• **WHAT THIS TASK INVOLVES**
Your answer should be one number: how many lines of the records hold the string "NetworkManager".

DATA EXCERPTS below:

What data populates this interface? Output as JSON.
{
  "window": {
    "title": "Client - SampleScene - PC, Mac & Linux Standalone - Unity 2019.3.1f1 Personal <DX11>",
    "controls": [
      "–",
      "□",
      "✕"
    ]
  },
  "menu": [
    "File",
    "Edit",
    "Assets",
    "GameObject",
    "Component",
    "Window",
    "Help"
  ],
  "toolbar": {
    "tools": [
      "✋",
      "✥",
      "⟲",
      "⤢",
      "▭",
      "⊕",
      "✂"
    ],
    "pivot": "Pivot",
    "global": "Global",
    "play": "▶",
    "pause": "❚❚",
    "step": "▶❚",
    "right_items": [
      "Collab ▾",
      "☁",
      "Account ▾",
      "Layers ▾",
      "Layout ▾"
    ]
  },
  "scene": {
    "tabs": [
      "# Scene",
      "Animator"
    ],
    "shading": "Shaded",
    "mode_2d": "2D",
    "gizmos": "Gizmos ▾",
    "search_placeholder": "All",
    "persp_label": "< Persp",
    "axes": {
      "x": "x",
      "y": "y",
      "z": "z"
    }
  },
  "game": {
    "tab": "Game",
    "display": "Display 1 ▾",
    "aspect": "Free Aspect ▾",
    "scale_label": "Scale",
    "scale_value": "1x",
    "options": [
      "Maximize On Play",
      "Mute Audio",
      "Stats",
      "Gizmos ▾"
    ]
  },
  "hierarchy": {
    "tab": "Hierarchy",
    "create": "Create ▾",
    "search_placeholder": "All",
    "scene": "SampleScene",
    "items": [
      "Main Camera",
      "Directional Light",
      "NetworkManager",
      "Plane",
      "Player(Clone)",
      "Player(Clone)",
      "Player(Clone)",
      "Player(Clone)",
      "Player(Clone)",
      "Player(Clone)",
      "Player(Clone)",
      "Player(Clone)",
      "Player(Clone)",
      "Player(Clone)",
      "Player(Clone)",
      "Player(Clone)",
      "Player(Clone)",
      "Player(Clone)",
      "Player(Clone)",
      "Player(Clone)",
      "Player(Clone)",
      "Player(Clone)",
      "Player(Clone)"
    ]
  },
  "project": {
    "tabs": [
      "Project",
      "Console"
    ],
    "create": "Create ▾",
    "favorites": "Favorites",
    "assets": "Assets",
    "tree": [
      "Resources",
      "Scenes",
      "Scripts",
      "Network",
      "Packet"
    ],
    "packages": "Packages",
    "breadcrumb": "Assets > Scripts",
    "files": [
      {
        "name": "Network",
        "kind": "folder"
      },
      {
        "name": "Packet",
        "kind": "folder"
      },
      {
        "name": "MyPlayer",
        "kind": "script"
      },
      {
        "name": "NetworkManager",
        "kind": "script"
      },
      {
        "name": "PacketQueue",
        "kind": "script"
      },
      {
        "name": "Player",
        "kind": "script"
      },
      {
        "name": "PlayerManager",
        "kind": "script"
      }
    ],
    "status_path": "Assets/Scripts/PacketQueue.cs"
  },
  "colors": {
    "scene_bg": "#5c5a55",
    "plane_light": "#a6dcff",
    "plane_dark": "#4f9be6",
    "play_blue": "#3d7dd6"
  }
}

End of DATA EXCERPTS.

• **COMPLETED TASK**
2